Companies are not legally required to change over to EMV-enabled point-of-sale systems. Credit card providers have just altered their contracts so that post-Oct. 1, they are no longer liable for fraudulent purchases completed with their cards. Instead, that responsibility - and the penalties associated with it - now falls on merchants. The EMV liability shift is meant to encourage merchants to accept a more secure method of payment.
Myth: Once businesses are EMV compliant, they no longer need to worry about fraud
This couldn't be further from the truth. EMV compliance and the switch to chip-enabled cards and readers are just a couple of steps that can reduce a merchant's interactions with fraud. Stolen information, especially credit card and other sensitive data, is still a large problem for companies, since enterprises tend to store these materials in their database. Hackers will continue to try infiltrating businesses' networks to get their hands on customer information. Although in-store fraud is likely to decrease, card not present fraud is likely to increase.
Myth: EMV compliance isn't worth the cost
Although the technology may be an extra expense up front, the savings associated with EMV compliance will likely be worth the additional cost in the long run. Actually, the upgrade doesn't have to be overly expensive, if it's done correctly and merchants complete their research. Many EMV-reader distributors are offering trade-in or reduced price motivations to get more of these systems into companies. Furthermore, some credit card providers are trying to curb some of the cost of these new POS terminals. Visa, for example, eliminated required yearly PCI audits for enterprises that process 75 percent or more transactions with POS solutions that accept both EMV and magnetic stripe cards.
EMV compliance is not a myth. In fact, it is a smart move for merchants in a variety of industries. Making the switch to EMV chip card technology will help decrease the likelihood of fraud, alleviating businesses from the potentially hefty cost of penalties. The transition is a safety measure for both companies and their customers. By upgrading their terminals to EMV compliance, merchants can make it more difficult for hackers to steal or counterfeit credit card information.
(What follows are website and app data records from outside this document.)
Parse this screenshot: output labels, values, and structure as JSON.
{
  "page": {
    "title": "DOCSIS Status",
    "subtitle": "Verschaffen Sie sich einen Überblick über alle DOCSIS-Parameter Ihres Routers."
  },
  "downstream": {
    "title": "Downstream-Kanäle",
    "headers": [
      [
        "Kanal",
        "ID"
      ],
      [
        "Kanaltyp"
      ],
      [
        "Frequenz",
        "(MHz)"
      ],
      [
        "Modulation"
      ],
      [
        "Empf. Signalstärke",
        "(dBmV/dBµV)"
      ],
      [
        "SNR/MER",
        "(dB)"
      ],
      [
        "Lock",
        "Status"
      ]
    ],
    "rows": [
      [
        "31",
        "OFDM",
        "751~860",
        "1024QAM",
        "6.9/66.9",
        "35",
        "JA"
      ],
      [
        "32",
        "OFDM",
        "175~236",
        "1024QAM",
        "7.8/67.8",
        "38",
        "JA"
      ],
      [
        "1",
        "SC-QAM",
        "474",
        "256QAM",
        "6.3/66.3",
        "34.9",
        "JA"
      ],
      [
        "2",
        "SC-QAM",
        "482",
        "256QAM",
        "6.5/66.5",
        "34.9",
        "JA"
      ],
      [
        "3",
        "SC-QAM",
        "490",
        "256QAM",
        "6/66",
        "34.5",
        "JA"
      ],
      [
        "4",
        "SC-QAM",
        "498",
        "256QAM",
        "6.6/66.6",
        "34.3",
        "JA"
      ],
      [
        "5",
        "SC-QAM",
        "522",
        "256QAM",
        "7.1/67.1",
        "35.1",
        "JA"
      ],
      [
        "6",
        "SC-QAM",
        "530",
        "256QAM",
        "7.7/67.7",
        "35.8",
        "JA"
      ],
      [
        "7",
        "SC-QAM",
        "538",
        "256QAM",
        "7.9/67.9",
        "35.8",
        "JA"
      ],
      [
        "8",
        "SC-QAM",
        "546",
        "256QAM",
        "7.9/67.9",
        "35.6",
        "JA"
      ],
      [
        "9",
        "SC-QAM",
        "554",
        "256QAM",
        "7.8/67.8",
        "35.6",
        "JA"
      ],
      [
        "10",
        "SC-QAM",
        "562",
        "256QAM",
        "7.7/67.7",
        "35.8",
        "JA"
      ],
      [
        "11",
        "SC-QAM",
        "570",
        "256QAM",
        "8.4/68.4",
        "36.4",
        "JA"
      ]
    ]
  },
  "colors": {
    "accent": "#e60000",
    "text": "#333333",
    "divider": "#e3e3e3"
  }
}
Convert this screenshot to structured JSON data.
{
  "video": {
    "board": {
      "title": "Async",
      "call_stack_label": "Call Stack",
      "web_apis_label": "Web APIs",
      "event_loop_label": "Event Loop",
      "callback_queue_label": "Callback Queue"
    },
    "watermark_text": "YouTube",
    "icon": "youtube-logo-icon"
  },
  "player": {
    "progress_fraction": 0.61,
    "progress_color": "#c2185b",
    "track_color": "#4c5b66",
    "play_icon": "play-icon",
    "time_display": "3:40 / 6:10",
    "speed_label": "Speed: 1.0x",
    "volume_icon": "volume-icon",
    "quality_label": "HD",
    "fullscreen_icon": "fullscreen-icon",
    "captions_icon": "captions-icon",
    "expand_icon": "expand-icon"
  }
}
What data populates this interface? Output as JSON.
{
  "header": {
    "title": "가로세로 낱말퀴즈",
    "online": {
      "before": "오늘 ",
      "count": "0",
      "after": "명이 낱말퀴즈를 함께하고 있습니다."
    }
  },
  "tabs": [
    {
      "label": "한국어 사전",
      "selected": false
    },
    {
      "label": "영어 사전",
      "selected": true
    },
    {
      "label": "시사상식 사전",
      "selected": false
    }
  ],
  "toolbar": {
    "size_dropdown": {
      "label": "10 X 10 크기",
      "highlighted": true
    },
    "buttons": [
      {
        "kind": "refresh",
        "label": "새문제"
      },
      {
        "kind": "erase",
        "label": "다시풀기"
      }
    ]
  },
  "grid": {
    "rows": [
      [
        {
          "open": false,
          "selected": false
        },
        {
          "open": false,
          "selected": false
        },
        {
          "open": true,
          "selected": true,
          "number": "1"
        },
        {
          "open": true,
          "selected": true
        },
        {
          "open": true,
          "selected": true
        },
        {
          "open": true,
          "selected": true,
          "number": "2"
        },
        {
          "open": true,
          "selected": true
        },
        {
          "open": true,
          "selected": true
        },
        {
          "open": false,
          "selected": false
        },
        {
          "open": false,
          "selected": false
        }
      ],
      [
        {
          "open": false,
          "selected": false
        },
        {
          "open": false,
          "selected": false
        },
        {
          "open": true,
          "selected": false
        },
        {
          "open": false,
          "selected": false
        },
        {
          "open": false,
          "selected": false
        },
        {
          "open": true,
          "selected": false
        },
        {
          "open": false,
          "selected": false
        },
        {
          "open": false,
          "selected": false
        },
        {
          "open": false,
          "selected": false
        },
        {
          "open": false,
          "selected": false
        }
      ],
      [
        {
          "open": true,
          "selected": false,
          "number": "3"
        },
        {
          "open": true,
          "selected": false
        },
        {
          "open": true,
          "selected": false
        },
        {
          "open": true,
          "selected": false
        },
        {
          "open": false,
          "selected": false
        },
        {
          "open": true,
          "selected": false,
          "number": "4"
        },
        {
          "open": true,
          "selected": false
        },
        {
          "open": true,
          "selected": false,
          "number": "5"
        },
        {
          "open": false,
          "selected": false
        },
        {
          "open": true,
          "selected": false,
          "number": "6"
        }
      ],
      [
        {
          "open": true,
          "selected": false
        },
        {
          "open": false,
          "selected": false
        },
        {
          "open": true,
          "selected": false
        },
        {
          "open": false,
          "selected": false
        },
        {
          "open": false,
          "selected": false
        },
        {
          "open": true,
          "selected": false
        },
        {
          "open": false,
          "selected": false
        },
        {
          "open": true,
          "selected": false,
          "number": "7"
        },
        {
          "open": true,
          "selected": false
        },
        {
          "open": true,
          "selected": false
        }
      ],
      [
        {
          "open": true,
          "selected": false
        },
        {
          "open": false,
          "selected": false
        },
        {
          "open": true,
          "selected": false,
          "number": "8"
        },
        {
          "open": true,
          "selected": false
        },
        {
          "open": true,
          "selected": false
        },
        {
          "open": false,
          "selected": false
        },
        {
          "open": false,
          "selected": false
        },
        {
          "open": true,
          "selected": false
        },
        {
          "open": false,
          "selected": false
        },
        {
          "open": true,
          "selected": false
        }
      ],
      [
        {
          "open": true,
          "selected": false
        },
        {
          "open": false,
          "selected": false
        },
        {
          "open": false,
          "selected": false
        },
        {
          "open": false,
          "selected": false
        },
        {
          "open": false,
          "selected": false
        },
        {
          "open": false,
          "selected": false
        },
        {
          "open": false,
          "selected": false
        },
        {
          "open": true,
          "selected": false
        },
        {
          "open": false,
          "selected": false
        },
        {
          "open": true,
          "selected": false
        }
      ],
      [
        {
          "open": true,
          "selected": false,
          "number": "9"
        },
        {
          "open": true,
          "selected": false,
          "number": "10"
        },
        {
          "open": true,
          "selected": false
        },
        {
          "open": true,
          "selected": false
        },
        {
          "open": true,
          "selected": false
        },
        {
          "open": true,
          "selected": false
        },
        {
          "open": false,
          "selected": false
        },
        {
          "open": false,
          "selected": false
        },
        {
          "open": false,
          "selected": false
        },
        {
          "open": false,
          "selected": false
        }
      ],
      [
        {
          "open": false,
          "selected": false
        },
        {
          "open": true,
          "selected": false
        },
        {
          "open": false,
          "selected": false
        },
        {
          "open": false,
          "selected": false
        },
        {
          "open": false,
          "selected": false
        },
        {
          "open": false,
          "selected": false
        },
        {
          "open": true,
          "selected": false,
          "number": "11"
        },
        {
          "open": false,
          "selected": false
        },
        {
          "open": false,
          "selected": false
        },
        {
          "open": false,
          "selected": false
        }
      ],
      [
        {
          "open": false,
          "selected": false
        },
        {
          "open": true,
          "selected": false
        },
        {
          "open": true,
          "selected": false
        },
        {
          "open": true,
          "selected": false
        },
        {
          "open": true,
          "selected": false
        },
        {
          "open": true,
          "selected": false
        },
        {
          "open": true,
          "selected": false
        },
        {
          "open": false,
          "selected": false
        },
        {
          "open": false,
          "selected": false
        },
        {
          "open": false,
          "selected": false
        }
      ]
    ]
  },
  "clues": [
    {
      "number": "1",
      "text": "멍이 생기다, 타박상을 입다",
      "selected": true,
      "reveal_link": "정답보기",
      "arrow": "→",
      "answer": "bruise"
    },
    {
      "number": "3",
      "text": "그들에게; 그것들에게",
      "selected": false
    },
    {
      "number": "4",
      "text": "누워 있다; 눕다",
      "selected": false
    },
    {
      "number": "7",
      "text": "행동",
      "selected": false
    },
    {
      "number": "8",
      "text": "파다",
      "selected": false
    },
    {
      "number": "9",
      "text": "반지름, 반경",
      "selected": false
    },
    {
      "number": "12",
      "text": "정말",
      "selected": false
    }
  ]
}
Along with fewer fraudulent purchases resulting in costly fines, EMV-enabled readers give consumers a sense of security, as many know the benefits of these adjusted terminals.